What is the common thread woven through this mash-up of non-verbal trademarks? Yes, I continue to have yesterday’s post on my mind, they all signify vodka brands. Which ones do you recognize? Do you see the Grey Goose… Continue Reading
Last month William Lozito, over at Name Wire: The Product Naming Blog, reported on Twitter’s new bird logo, and the multitude of don’ts associated with the launch of it. Having so many don’ts seems a bit contrary to Twitter’s prior rather lax or laissez-faire approach to trademark enforcement,… Continue Reading
Which brand do you believe is better equipped to enjoy the benefits of using a non-verbal logo? In other words, which brand can more easily shed the words from the visual identity, in the hopes of joining the ranks of these likely famous non-verbal logos and brand signals? My answer below the jump.
You may recall about a year ago I did a post entitled "Delicious Trademarks: Candy Bar Cross-Section Trademarks?" I was reminded of this a couple of weeks ago when I snapped this photo, capturing what I believe to be the same point of sale display that inspired my original post: A couple of months ago I saw in a convenience store a large Snickers… Continue Reading
More on single color trademarks today. Eighteen months ago, Wolf Appliance obtained a federal trademark registration in connection with "a red knob or knobs" of "domestic gas and electric cooking appliances, namely, ranges, dual-fuel ranges, cooktops, and barbeque grills." Wolf put its registration to the test a couple of weeks ago in a federal trademark infringement… Continue Reading
I have heard that lightning only strikes once in the same place, but apparently that is only a myth. Indeed, the number of lightning bolt logos that have "hit" the mail room, over the years, at the U.S. Trademark Office appear to provide additional evidence for disproving the popular myth. So, what does that say, if anything, about the… Continue Reading
Can you name the owner of this exclamation mark branding signal? You may be surprised to learn it is federally-registered in the U.S. as a stand-alone non-verbal trademark. You may be even more surprised to learn, it was federally-registered without a showing of secondary meaning or acquired distinctiveness, because it was viewed as an inherently distinctive… Continue Reading

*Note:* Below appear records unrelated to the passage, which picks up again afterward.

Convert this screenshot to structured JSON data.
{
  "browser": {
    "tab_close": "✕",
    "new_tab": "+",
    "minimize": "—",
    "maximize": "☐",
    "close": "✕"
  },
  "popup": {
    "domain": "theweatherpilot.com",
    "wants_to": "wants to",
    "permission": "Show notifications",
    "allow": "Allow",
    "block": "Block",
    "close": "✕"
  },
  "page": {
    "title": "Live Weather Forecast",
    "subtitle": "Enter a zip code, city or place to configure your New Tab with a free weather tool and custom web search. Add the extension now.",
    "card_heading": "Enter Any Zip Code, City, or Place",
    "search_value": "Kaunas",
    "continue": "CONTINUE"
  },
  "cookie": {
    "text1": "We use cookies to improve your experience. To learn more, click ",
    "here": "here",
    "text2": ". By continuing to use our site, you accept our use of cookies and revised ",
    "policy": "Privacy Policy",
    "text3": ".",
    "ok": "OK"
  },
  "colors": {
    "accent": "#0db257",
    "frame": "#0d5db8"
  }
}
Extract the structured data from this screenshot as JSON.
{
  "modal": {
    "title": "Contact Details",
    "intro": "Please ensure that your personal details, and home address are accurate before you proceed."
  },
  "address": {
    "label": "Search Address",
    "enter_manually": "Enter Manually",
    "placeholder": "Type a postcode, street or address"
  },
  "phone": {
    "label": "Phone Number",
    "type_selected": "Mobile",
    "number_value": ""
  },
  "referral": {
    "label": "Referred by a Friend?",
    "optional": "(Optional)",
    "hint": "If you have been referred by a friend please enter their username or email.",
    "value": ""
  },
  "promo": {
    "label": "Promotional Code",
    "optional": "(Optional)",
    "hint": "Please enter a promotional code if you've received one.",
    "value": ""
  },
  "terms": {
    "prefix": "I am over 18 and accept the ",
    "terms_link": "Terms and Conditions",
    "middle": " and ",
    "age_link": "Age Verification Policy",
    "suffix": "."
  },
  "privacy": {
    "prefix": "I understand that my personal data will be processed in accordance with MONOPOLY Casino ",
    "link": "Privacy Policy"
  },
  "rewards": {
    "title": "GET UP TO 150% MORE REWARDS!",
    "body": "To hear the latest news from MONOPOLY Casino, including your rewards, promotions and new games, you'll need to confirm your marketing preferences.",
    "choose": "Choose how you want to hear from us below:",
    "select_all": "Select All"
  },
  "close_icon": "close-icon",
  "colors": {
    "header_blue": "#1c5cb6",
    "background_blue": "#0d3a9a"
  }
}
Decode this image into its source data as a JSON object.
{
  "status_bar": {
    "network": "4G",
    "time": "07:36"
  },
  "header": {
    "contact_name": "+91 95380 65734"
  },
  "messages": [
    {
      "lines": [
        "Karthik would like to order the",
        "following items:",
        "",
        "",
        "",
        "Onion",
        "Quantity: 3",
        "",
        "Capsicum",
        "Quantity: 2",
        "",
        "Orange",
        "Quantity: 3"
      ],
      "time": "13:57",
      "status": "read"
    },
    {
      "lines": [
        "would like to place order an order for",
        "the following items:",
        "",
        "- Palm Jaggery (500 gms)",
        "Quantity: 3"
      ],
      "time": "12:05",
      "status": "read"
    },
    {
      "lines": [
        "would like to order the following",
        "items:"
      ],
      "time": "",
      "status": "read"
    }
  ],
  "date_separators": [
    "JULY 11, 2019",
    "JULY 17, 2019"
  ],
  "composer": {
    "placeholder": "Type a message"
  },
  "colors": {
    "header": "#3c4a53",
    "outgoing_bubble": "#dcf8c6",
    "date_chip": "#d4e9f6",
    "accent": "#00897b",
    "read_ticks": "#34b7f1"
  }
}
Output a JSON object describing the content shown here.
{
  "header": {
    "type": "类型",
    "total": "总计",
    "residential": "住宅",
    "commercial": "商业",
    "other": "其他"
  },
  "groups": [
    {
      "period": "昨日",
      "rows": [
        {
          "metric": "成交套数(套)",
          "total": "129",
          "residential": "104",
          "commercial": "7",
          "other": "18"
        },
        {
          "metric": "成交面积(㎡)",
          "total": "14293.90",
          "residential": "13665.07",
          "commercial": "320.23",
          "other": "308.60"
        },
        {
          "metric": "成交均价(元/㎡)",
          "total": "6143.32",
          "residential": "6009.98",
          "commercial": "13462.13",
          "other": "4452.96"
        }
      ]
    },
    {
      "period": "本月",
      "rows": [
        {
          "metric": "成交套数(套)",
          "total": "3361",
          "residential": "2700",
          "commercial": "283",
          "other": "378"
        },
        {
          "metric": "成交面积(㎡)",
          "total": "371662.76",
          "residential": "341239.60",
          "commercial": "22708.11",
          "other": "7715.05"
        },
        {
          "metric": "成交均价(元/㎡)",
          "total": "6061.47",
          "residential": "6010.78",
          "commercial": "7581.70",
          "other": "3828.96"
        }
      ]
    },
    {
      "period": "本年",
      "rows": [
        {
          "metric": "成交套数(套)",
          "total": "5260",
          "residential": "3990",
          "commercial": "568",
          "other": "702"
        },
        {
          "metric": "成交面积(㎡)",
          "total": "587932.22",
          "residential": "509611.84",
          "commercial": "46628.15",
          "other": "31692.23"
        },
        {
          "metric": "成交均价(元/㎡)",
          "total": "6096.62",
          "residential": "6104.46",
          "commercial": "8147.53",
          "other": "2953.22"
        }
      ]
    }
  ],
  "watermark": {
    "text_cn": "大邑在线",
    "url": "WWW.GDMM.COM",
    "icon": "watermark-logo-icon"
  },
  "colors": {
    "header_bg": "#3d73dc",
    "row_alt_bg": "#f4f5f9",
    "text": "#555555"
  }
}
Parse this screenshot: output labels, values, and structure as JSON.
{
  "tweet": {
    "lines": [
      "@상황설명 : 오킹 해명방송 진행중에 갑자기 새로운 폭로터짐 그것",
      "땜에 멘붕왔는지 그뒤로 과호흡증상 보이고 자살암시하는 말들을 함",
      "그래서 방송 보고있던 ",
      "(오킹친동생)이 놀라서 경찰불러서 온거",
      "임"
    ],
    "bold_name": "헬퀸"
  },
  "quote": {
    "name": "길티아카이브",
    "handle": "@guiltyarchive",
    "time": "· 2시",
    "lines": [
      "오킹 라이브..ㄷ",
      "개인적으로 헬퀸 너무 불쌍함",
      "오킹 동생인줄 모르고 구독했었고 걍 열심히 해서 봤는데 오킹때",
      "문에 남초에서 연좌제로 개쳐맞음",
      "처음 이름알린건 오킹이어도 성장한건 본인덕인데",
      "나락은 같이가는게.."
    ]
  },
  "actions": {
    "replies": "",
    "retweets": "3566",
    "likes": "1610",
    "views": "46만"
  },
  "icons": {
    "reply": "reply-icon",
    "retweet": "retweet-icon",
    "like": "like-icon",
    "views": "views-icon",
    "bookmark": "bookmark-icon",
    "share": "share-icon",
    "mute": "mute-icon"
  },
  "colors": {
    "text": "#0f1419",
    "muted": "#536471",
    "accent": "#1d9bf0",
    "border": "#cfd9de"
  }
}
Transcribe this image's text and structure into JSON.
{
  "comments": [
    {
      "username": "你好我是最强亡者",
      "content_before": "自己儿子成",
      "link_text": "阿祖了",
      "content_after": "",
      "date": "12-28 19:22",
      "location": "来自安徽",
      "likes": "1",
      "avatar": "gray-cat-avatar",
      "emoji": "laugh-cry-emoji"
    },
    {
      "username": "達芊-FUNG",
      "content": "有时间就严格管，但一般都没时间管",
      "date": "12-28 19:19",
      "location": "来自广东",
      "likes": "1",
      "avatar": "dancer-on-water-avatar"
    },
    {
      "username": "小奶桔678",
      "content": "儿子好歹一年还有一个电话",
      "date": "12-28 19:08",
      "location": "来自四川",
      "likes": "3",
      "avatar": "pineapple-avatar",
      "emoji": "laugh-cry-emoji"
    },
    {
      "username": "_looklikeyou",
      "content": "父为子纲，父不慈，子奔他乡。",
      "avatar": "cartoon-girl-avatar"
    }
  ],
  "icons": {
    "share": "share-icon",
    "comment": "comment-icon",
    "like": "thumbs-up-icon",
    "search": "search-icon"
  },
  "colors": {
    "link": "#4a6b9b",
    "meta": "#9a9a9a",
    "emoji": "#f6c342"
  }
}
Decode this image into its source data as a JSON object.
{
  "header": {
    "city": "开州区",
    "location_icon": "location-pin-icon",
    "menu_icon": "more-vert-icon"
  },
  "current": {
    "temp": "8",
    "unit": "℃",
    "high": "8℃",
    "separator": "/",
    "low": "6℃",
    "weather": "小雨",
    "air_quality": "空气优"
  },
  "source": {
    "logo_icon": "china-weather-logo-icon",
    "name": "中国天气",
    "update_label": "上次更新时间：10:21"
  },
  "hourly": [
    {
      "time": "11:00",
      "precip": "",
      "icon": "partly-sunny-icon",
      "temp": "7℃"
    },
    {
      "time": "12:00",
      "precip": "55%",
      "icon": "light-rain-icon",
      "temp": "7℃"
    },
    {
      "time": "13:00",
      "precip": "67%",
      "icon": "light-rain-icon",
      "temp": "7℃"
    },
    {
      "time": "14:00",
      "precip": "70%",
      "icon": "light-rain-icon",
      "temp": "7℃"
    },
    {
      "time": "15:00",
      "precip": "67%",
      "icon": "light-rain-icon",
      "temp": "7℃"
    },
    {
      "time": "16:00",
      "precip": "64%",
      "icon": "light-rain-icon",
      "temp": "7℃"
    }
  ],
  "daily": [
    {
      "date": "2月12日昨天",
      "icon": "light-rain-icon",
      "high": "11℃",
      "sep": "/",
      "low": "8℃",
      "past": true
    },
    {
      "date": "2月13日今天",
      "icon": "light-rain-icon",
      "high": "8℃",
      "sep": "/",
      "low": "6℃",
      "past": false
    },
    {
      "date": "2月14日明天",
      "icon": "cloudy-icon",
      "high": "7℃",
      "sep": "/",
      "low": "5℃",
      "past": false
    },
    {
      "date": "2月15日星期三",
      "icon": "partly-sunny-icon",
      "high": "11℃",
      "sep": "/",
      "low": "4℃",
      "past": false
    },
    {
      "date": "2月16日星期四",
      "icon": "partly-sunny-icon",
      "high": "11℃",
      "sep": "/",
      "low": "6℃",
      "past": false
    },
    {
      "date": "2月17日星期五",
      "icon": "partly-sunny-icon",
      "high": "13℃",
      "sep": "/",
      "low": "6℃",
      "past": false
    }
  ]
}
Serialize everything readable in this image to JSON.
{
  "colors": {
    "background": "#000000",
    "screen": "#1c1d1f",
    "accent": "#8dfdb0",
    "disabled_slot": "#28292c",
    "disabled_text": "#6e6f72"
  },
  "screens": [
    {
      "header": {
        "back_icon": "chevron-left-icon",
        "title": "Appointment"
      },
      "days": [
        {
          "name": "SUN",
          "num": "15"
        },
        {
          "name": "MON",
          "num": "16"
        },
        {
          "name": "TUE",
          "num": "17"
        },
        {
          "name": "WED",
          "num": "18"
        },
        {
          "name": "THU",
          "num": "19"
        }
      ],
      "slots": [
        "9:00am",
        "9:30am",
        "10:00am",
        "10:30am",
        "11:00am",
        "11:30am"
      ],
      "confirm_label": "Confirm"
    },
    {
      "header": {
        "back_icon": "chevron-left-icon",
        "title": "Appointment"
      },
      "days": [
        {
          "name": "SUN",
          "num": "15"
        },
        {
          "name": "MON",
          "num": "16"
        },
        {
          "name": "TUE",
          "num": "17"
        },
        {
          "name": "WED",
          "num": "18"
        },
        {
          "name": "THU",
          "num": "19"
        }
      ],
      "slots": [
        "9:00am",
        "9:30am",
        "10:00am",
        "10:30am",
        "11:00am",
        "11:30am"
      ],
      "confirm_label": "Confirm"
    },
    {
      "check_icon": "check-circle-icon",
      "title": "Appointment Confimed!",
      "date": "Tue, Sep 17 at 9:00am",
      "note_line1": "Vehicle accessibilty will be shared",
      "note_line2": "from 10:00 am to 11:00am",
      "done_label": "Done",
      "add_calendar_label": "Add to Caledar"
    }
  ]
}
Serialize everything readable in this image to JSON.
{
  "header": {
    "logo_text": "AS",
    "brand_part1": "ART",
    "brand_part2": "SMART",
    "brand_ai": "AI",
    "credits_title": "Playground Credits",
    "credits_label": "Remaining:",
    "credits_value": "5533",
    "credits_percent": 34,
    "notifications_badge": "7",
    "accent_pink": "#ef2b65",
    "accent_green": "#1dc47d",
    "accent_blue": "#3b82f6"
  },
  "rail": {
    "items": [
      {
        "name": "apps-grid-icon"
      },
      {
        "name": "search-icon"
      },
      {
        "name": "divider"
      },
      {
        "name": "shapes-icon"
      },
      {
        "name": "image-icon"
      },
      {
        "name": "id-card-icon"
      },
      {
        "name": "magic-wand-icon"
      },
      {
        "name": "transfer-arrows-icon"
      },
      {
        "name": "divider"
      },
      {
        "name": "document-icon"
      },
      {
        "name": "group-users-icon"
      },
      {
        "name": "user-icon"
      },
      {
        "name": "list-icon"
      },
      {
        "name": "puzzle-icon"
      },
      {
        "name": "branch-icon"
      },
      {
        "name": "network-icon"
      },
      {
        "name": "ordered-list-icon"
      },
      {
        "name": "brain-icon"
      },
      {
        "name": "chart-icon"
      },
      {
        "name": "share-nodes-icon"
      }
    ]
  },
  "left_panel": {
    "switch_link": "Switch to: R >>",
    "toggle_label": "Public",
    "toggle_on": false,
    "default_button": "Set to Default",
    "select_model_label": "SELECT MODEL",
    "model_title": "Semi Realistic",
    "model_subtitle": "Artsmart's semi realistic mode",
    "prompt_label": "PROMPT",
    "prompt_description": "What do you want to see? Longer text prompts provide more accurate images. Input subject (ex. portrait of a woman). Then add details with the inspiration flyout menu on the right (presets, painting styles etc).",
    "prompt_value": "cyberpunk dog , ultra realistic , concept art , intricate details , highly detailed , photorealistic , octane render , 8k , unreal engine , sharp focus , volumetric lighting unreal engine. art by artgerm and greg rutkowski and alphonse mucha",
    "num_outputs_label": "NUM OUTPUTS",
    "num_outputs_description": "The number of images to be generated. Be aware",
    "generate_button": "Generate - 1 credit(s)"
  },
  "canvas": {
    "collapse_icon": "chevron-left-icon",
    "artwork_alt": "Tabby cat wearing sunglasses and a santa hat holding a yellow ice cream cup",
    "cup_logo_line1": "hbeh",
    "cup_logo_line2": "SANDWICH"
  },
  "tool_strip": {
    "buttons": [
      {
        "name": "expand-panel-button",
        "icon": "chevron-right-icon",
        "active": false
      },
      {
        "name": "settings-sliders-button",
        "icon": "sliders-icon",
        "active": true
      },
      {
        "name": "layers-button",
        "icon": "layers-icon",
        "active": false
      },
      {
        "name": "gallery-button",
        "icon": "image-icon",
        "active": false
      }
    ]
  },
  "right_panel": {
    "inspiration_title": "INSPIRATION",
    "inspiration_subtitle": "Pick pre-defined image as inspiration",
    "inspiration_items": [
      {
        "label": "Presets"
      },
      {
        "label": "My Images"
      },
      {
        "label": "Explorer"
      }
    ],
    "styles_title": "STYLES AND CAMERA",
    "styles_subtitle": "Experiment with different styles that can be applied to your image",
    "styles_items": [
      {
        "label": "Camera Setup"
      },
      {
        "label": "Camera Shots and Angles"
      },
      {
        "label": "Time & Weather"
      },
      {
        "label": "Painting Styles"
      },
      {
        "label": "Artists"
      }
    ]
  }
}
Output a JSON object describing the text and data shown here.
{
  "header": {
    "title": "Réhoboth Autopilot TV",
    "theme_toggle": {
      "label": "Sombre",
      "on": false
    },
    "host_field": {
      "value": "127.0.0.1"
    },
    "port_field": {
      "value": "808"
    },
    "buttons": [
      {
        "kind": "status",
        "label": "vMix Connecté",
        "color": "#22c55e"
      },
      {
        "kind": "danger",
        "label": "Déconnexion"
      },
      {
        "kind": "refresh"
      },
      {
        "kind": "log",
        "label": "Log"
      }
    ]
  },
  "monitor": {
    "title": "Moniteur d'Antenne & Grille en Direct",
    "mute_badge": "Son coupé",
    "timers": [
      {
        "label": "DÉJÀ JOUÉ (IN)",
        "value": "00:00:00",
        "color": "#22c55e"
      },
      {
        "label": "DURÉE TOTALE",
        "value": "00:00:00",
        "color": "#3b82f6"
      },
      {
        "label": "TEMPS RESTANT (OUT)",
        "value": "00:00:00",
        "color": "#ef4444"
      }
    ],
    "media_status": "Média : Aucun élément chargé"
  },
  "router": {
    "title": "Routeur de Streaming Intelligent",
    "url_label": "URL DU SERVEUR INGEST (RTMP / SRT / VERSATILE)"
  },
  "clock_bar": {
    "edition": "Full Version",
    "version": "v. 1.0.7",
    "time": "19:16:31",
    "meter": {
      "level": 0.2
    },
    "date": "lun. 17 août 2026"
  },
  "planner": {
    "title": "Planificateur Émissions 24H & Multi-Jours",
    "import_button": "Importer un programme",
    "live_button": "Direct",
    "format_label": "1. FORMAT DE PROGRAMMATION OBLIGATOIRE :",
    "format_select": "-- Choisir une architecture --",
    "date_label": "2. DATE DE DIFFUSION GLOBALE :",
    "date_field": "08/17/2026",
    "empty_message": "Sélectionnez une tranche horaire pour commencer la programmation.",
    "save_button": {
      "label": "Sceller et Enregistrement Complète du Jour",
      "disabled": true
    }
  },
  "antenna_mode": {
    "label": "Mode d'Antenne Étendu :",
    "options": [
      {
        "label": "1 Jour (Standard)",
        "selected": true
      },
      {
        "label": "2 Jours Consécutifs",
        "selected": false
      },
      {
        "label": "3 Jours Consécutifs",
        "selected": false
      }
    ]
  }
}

A couple of months ago I saw in a convenience store a large Snickers point-of-sale floor-display depicting a prominent and attention-getting cross-section of a Snickers candy bar. Given Mars’ apparent interest in owning and creating non-traditional trademark rights surrounding the Snickers brand (revisit Dan’s post from earlier this year), it made me wonder whether Mars might view (and want consumers to… Continue Reading